Auto and student loans
Once you’ve maxed out your retirement accounts, turn to paying down auto loans and student loans. The average new car payment is $503 a month, according to Experian data from last year. Even if you don’t save a lot in interest — since auto loan rates have been near historic lows in the past few years — you will free up a good chunk of change every month.
As for student loans, you’ll likely save more on interest in the long term because some rates can go as high as 18%. But you’ll free up some money each month, too, once you pay off the loan. The median student loan payment is $203. If your tax refund doesn’t eliminate your entire student loan balance, it will still help to reduce your payback timeline, given you apply any extra funds to the principal.
529 plans: Get a jump on your child’s college savings. These tax-advantaged savings plans are used to save for future college costs. Savings can also be used for tuition at private K-12 schools, up to $10,000, after changes implemented by the most recent tax reform bill. These plans are sponsored by states and, in some cases, are tax-deductible on state income taxes. Contribution limits vary by state.
A down payment: Beef up the money earmarked for buying a new home. If you can put down 20% (or more) toward the purchase of a new home, you can avoid having to pay for mortgage premium insurance every month, freeing that money up for other purposes.
Car purchase: If you plan to buy a new car, use your tax refund to get there. That way, you can avoid an auto loan — and a car payment that can easily run $500 a month.
If you have all your other bases covered, then you'll have money you can invest — with a higher risk tolerance.

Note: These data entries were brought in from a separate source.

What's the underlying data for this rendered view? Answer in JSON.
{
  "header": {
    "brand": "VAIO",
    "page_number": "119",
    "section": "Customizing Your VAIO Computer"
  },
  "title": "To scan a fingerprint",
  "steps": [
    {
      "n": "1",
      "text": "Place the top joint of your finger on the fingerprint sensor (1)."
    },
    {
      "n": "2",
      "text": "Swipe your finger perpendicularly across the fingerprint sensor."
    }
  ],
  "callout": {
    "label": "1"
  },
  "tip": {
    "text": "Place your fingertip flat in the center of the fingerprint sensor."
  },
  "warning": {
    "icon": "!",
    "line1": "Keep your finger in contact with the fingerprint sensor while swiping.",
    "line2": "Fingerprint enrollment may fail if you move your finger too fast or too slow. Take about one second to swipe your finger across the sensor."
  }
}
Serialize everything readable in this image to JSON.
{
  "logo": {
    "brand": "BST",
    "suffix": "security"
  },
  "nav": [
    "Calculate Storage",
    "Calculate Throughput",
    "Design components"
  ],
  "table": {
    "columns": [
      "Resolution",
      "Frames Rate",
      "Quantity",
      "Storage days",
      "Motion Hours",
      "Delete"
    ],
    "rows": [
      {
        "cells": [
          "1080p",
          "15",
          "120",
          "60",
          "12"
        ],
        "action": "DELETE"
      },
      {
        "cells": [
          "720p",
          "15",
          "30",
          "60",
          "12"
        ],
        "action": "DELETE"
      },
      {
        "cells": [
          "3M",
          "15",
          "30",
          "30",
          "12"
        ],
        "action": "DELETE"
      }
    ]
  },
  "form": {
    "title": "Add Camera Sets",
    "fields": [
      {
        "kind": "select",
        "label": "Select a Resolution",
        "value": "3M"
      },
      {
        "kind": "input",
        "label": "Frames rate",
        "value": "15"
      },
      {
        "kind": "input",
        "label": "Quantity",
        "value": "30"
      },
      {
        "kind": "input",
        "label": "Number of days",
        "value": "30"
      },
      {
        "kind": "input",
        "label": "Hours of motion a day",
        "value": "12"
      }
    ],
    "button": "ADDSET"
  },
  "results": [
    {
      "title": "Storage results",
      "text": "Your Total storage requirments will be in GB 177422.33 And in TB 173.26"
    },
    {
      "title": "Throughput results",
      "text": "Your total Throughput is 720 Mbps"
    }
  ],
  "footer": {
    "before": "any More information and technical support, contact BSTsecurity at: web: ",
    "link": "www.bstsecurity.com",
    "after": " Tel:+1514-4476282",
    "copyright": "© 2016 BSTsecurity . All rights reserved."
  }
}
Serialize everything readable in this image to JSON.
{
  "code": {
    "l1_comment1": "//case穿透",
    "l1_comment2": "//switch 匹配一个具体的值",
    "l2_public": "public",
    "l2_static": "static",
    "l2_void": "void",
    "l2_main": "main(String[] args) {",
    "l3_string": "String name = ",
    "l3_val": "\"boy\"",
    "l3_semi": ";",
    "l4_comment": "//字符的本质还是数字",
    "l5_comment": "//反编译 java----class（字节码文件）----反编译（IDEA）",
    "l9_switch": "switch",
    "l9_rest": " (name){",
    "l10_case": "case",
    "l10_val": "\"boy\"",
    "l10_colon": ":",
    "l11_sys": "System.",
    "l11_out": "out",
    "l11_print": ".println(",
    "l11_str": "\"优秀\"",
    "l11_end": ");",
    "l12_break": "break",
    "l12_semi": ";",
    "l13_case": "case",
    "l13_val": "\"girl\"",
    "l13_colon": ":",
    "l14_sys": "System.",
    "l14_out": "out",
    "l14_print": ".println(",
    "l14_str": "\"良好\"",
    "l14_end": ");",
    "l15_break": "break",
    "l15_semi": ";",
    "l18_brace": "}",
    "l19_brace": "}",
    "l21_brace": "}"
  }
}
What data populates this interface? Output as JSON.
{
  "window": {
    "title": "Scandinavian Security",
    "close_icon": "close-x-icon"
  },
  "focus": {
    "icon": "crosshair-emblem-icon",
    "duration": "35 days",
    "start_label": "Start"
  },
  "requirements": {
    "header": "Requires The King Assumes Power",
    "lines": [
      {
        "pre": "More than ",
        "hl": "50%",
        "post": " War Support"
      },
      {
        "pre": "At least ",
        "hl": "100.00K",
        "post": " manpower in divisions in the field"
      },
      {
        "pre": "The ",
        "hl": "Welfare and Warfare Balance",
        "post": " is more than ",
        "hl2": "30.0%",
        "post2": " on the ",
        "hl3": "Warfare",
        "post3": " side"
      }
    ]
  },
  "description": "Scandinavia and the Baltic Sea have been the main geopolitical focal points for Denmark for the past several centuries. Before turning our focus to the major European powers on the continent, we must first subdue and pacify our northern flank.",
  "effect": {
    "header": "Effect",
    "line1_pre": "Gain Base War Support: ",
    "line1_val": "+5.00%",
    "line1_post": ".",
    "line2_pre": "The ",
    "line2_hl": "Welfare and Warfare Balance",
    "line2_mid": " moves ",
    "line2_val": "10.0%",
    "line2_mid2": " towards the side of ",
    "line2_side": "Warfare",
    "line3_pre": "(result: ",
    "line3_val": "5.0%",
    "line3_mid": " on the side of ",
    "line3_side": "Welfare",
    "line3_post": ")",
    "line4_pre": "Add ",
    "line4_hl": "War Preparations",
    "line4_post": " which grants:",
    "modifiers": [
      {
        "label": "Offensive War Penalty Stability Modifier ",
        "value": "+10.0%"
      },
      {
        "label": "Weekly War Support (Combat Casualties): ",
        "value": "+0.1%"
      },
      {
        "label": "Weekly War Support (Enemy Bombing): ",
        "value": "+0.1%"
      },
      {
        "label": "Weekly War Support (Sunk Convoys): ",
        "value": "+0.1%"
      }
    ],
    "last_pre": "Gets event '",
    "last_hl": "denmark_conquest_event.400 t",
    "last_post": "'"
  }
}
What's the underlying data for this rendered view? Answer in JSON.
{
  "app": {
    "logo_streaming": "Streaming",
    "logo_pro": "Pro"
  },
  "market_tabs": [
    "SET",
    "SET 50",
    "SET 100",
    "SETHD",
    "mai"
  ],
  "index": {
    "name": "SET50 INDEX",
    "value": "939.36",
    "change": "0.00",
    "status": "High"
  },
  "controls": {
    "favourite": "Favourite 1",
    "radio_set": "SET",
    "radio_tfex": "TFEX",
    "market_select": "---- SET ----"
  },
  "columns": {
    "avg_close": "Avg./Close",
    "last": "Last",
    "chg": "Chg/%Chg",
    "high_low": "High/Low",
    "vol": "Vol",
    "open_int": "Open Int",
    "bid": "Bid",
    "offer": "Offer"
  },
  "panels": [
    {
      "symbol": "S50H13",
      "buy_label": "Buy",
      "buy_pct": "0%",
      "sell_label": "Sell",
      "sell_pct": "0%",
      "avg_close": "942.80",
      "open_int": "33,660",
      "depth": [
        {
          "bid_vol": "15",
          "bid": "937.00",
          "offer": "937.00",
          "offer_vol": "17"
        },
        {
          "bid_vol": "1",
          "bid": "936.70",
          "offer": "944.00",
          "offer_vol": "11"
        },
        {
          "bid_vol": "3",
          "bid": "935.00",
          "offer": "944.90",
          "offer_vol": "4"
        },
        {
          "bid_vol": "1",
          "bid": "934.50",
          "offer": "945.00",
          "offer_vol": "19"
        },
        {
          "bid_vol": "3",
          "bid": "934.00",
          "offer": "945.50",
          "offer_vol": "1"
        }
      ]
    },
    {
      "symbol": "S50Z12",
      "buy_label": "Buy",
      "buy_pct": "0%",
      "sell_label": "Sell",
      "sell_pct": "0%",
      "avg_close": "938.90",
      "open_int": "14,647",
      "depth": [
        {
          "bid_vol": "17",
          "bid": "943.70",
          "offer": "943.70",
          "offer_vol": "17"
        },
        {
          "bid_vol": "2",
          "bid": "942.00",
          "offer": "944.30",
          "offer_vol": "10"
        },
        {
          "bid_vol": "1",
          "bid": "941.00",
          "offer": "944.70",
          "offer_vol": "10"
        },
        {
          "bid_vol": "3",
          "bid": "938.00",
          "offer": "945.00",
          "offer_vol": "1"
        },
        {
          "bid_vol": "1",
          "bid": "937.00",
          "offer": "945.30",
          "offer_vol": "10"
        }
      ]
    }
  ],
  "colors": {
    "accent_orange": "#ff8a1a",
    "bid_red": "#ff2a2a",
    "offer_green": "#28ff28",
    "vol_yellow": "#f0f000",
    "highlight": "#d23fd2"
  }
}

Open a brokerage account, and put your money to work in a no- or low-cost mutual fund or exchange-traded fund. If you’re in a higher tax bracket, consider municipal bond funds, recommends Kristin Sullivan, a certified financial planner in Denver. "Target date funds are an easy solution for a diversified portfolio," she says. "Just pick the date when you think you may use the money."